I have never been a grammarian.  I think I get the gist of grammarian principles, but that is about as far as my knowledge goes.  Mainly, I hope to be able to make my meaning clear using word-choice, punctuation and emphasis to convey meaning.  But I have recently had two mistakes that mortified me when I later read them and realized that my computer has no ‘unsend’ key.

One error was a simple misplaced modifier, the other was a homophonic error (one word that sounds exactly like another word but the two words are not the same and have two different meanings).

There is a difference in meaning between the below two sentences.

1) I was studying to become an art teacher at Southern.
(Herr Professor, I presume.)
2) I was studying at Southern to become an art teacher.
(Kindergarten or above.)

If a writer can’t instantly pick up the essential difference between these two sentences and choose the correct one, what could be the worth of his writing?

The other mistake turned out to be quite funny when I read it as my lower jaw sank to approach the keyboard and my forehead slap nearly knocked me out, but happily missed hitting my bulging eyeballs.

I wrote (and sent) a sentence like, “I found my piece in a rowhouse setting in the city.”   In truth, I suppose one might say that though my intention of saying “I found my peace…” might well have been read that way anyhow, the actual meaning of the sentence could also be said to be true, (all apologies to my girlfriend).  Despite the sentence’s effectiveness as a double entendre, it was not intended to be one.  It was a bona fide mistake for which I take full responsibility.  My failure to pick this one up during proofreading may indicate that my mind is preparing itself to be ‘cared for’ by others as it disintegrates into not caring about anything.

I must keep in mind a kind of affirmation suggested by Brené Brown, “I’m imperfect but I am wired for struggle and I am worthy of love and belonging.  I am enough.”

I’m not sure which baseball great said, “We musta made the wrong mistake!”  I suspect that it is properly attributed to Yogi Berra, but it might well have come from Casey Stengle instead.  My errant sentence was just that, a case of having made the wrong mistake.

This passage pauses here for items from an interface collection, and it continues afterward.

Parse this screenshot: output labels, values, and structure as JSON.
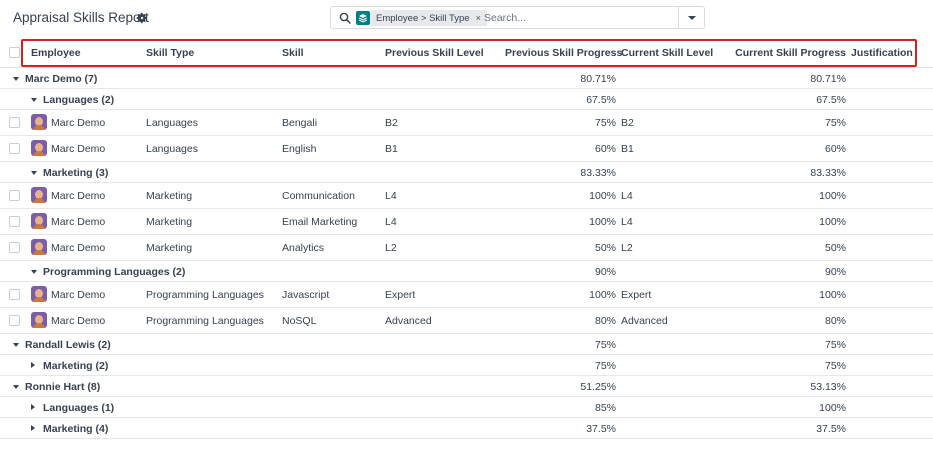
{
  "header": {
    "title": "Appraisal Skills Report",
    "settings_icon": "gear-icon"
  },
  "search": {
    "search_icon": "search-icon",
    "facet_icon": "stack-layers-icon",
    "facet_label": "Employee > Skill Type",
    "facet_remove": "×",
    "placeholder": "Search...",
    "toggle_icon": "caret-down-icon"
  },
  "table": {
    "columns": [
      "Employee",
      "Skill Type",
      "Skill",
      "Previous Skill Level",
      "Previous Skill Progress",
      "Current Skill Level",
      "Current Skill Progress",
      "Justification"
    ],
    "rows": [
      {
        "kind": "group",
        "level": 0,
        "open": true,
        "label": "Marc Demo (7)",
        "prev_progress": "80.71%",
        "curr_progress": "80.71%"
      },
      {
        "kind": "group",
        "level": 1,
        "open": true,
        "label": "Languages (2)",
        "prev_progress": "67.5%",
        "curr_progress": "67.5%"
      },
      {
        "kind": "record",
        "employee": "Marc Demo",
        "skill_type": "Languages",
        "skill": "Bengali",
        "prev_level": "B2",
        "prev_progress": "75%",
        "curr_level": "B2",
        "curr_progress": "75%"
      },
      {
        "kind": "record",
        "employee": "Marc Demo",
        "skill_type": "Languages",
        "skill": "English",
        "prev_level": "B1",
        "prev_progress": "60%",
        "curr_level": "B1",
        "curr_progress": "60%"
      },
      {
        "kind": "group",
        "level": 1,
        "open": true,
        "label": "Marketing (3)",
        "prev_progress": "83.33%",
        "curr_progress": "83.33%"
      },
      {
        "kind": "record",
        "employee": "Marc Demo",
        "skill_type": "Marketing",
        "skill": "Communication",
        "prev_level": "L4",
        "prev_progress": "100%",
        "curr_level": "L4",
        "curr_progress": "100%"
      },
      {
        "kind": "record",
        "employee": "Marc Demo",
        "skill_type": "Marketing",
        "skill": "Email Marketing",
        "prev_level": "L4",
        "prev_progress": "100%",
        "curr_level": "L4",
        "curr_progress": "100%"
      },
      {
        "kind": "record",
        "employee": "Marc Demo",
        "skill_type": "Marketing",
        "skill": "Analytics",
        "prev_level": "L2",
        "prev_progress": "50%",
        "curr_level": "L2",
        "curr_progress": "50%"
      },
      {
        "kind": "group",
        "level": 1,
        "open": true,
        "label": "Programming Languages (2)",
        "prev_progress": "90%",
        "curr_progress": "90%"
      },
      {
        "kind": "record",
        "employee": "Marc Demo",
        "skill_type": "Programming Languages",
        "skill": "Javascript",
        "prev_level": "Expert",
        "prev_progress": "100%",
        "curr_level": "Expert",
        "curr_progress": "100%"
      },
      {
        "kind": "record",
        "employee": "Marc Demo",
        "skill_type": "Programming Languages",
        "skill": "NoSQL",
        "prev_level": "Advanced",
        "prev_progress": "80%",
        "curr_level": "Advanced",
        "curr_progress": "80%"
      },
      {
        "kind": "group",
        "level": 0,
        "open": true,
        "label": "Randall Lewis (2)",
        "prev_progress": "75%",
        "curr_progress": "75%"
      },
      {
        "kind": "group",
        "level": 1,
        "open": false,
        "label": "Marketing (2)",
        "prev_progress": "75%",
        "curr_progress": "75%"
      },
      {
        "kind": "group",
        "level": 0,
        "open": true,
        "label": "Ronnie Hart (8)",
        "prev_progress": "51.25%",
        "curr_progress": "53.13%"
      },
      {
        "kind": "group",
        "level": 1,
        "open": false,
        "label": "Languages (1)",
        "prev_progress": "85%",
        "curr_progress": "100%"
      },
      {
        "kind": "group",
        "level": 1,
        "open": false,
        "label": "Marketing (4)",
        "prev_progress": "37.5%",
        "curr_progress": "37.5%"
      }
    ]
  },
  "colors": {
    "highlight_border": "#d42121",
    "facet_icon_bg": "#017e84",
    "text": "#374151"
  }
}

All of the foregoing brings me to the point of sharing some of my interest in baseball.  What a great game it is!  When people hear that quote, “We musta made the wrong mistake,” many assume that it was uttered by some Bozo who had no means of understanding the apparently self-contradictory essence of what he was saying.  But no.  Whether it was Berra or Stengle, it came from the lips of a baseball great who probably really meant what he said.

In baseball I have seen many intentional ‘mistakes.’  Mistakes sometimes fool the opposing players into taking actions that lead their team away from victory.  I have seen a centre fielder park himself in position to catch a high fly ball even though he didn’t have a hope of catching the ball that had been hit too far for him to catch.  That ‘mistake’ caused a baserunner to hold himself on base, unsure of what he was seeing in the outfield.  The ball dropped well behind the centre fielder, but it was quickly scooped up by the right fielder and tossed into the infield for a forced out at second base.

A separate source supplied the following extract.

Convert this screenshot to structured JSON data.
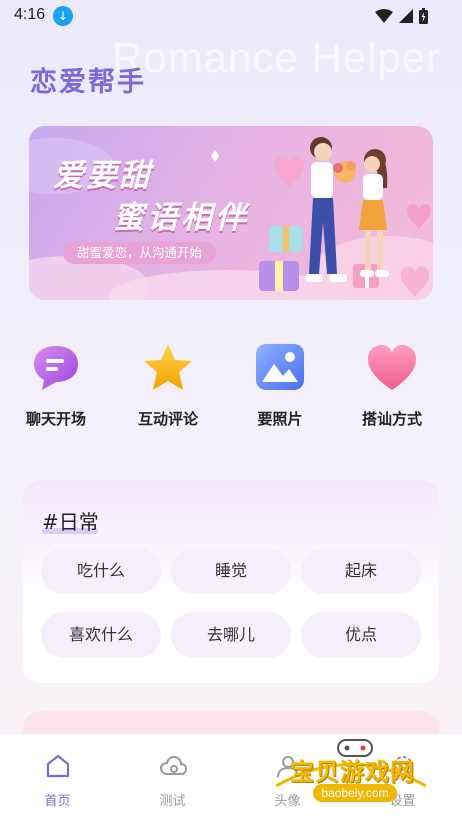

Another example of an intentional mistake I saw occurred with runners on first and third.  The first base runner took off in an attempt to steal second, but stumbled and fell along the base path.  It was a ‘mistake’ that drew the fielding team into a rundown attempt between first and second.  Meanwhile, the runner on third base stole home!  The trip and fall was not really a mistake at all, it only appeared to be a mistake.  It was the right mistake.  The fielding team made the wrong mistake.

Alas, I can’t promise to give up writing despite my many mistakes, right and wrong.  I’ll try to write less often, though I am disinclined to write fewer words.  If I want to convey my response to a coloured glass orb upon which dust has settled, yet has been touched by the hands of a child whose fingers have lifted small circles of dust from its surface, I need a lot of words to convey the full image.  Fewer words would be inadequate.

But enough of this pap!  May you make all the right mistakes today and always!